How is one supposed to find out what ::= means, if one does not already know?
That they are also indexing .tex files (although it is not on the list of languages under Advanced Search). This might really save time entering complex formulæ.
There is a significant risk here because if a given function or method is revealed as exploitable for one given software package it will now be very easy to search through countless application source-codes for that same function and target them as well.
New Ideas for Use
This facility would be a great starting point for countless academic papers by computer scientists upon the actual usage of programming languages.
This could also be used to crack down upon the reuse of licensed code without permission.
A 'Translate this page' document with options for moving to a number of other languages as well as pseudocode.
A CVS type log / diff tool / some kind of comparative feature to show changes in code since previous versions.
Warnings where unsafe or dangerous code is shown.

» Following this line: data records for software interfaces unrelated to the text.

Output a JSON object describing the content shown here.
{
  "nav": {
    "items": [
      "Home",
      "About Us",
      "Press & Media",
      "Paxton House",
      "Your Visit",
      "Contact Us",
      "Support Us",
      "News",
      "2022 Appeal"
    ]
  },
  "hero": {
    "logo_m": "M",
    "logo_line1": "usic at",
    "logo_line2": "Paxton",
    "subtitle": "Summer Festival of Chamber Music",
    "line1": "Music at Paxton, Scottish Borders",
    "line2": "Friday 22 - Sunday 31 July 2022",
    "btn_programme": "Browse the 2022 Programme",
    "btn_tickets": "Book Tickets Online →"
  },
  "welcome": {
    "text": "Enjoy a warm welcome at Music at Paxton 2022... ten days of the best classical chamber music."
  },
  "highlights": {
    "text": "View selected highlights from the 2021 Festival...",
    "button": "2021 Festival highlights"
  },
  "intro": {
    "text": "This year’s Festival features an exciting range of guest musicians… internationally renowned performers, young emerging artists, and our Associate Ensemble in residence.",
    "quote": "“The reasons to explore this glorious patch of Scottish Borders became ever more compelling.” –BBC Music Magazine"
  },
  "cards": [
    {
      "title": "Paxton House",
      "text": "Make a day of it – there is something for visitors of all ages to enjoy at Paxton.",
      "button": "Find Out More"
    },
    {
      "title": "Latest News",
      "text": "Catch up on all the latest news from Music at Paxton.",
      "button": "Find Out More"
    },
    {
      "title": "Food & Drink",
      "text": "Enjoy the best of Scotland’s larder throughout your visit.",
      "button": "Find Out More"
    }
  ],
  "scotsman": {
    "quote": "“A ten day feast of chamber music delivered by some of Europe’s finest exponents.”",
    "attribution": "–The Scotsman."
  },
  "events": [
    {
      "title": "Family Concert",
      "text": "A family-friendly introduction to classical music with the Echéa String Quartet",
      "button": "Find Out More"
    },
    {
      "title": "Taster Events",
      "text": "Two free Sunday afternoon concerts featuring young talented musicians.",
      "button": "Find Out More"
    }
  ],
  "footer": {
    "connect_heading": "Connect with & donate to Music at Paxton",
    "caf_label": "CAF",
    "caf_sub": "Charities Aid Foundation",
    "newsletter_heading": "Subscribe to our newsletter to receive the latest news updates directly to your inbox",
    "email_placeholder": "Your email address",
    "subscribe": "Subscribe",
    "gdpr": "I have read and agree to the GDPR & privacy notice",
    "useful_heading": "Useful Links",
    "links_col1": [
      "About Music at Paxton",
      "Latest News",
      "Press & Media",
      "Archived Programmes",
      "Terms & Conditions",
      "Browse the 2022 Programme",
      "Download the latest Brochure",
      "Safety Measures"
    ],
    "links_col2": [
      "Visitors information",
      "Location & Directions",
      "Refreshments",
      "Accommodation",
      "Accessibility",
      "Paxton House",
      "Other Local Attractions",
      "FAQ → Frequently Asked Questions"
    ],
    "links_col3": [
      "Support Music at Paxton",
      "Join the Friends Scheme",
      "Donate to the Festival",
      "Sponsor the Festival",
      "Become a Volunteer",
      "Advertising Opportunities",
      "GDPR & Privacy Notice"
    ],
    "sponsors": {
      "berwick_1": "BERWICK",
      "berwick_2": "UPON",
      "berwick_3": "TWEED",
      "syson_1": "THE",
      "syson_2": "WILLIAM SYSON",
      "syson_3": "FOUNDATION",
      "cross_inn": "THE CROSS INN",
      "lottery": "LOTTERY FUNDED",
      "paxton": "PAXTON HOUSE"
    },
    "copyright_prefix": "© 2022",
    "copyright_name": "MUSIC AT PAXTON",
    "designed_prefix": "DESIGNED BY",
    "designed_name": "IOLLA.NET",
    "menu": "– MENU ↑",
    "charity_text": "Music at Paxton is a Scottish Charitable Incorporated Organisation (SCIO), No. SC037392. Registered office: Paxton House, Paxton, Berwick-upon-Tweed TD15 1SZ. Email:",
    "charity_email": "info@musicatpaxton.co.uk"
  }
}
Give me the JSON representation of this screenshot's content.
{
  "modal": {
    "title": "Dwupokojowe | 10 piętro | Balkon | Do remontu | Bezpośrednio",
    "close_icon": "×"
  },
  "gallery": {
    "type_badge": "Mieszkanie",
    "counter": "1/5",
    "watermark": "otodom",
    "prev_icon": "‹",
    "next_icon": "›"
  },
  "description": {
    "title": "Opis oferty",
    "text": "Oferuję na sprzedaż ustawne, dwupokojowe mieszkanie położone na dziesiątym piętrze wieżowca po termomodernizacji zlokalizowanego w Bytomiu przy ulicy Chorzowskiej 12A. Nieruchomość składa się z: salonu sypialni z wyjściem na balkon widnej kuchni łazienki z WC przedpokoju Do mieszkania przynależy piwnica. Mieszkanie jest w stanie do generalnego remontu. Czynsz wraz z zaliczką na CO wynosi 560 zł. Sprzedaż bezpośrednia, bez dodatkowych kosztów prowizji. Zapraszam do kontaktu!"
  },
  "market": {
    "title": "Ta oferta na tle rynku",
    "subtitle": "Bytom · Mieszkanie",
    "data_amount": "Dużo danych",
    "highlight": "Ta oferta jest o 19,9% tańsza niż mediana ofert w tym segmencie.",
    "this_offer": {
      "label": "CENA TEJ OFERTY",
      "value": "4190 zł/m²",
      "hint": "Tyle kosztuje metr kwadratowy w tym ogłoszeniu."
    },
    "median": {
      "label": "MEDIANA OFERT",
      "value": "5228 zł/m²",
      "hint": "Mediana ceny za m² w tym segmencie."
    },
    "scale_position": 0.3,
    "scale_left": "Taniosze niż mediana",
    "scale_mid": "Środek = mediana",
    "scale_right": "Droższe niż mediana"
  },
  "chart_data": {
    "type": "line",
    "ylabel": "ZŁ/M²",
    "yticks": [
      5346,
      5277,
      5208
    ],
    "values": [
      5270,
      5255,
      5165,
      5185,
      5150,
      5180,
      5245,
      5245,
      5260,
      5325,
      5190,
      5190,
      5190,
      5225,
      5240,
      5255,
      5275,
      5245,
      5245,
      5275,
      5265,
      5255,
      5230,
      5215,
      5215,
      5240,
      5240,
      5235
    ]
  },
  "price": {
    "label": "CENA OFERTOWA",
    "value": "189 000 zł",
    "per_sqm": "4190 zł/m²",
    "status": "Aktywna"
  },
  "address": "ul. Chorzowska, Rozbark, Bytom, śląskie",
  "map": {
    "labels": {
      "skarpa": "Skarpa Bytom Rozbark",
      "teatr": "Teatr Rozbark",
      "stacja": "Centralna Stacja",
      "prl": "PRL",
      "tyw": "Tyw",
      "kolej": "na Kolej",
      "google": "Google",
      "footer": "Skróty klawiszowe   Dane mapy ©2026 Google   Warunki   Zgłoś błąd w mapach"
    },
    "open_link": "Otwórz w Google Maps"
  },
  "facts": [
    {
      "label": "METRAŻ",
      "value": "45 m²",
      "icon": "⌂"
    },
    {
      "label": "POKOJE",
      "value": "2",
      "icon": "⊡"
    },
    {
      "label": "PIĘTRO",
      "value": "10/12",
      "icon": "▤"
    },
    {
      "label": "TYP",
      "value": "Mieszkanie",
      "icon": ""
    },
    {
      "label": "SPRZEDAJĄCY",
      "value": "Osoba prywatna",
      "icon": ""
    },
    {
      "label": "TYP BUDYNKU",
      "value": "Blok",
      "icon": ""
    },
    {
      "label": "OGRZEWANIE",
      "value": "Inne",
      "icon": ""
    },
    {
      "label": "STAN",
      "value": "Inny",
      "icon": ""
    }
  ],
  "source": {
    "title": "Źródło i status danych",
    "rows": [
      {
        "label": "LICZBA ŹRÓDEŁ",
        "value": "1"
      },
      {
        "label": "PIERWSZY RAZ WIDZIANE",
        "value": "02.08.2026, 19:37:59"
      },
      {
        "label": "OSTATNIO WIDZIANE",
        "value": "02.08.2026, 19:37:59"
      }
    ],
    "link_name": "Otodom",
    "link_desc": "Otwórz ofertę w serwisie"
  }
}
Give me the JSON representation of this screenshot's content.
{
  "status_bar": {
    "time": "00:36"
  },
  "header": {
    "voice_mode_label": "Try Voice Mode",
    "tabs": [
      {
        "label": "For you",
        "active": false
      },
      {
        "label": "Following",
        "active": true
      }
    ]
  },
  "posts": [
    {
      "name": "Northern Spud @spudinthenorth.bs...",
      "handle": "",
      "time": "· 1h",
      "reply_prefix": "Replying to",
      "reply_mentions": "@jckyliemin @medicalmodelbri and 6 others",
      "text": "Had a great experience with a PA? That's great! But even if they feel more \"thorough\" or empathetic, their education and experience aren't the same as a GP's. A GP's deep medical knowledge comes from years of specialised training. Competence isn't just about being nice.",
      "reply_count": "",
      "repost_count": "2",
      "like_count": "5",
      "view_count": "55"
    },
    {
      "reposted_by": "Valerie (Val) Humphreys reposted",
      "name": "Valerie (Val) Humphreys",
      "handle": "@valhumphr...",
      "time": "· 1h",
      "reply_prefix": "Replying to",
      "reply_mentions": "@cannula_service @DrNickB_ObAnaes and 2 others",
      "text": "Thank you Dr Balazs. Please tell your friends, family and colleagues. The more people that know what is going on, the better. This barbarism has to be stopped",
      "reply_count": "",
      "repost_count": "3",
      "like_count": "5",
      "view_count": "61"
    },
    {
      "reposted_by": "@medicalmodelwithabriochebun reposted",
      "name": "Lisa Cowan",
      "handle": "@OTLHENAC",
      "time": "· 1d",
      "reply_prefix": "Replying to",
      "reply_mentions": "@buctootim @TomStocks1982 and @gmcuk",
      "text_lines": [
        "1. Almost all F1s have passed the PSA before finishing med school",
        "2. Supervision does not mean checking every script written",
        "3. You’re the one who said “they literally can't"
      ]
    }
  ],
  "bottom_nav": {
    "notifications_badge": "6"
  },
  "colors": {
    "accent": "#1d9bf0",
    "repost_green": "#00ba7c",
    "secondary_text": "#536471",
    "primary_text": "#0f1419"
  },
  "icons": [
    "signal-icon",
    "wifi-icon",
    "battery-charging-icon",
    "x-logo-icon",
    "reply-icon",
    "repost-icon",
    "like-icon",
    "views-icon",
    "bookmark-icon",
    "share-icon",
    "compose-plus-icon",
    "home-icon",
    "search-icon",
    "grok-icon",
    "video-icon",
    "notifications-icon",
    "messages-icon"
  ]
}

I've seen snippets there which will format your harddrive as well as the source code for email worms. It would be nice to be warned before I misunderstand what the code does and execute it.
I think codase has a better service. Some very good search options for Source code.
IMO, this service should require a positive permission from the site owner. There is just too much potential for abuse.
Google also needs to take some proactive steps to prevent searches for the purpose of finding passwords, credit card numbers, admin pages, etc.
There's just WAY too much stuff with potential for harm that you can find using Google. While it would be impossible for Google to exhaustively catch all cases, many of them would be EASY to implement.
There is no reason to index: control panel login pages, router/other appliance login pages, lists of credit card numbers (easily identified - hey, Google lets you search specifically for: UPC codes, shipment tracking numbers, etc. routing you to the right place. Surely, they can identify a credit-card number) etc. etc.
BTW, I see that Google tries to determine the license terms. But MOST entries indicate "Unknown license". The index purports to contain "open source" code. If the license is unknown, how to they know it is open source?
I think Google has moved dangerously close to leaving the cover off the pool, without a fence or an alarm. Maybe that's not enough for liability. Adding a sign "free ice cream here" might just be enough, though.
G managed to correctly identify the BSD-style licence that my code is under, and even dug it out of a BZIP2-ed tar archive.
Someday they will release search thru html code option
One interesting thing is the way in which it happily indexes documents within archives. I wonder when we'll see that in the main search index?
e.g. a zipped file of PDF papers might have index entries for each paper, the link going to a cached copy with a second link to download the archive.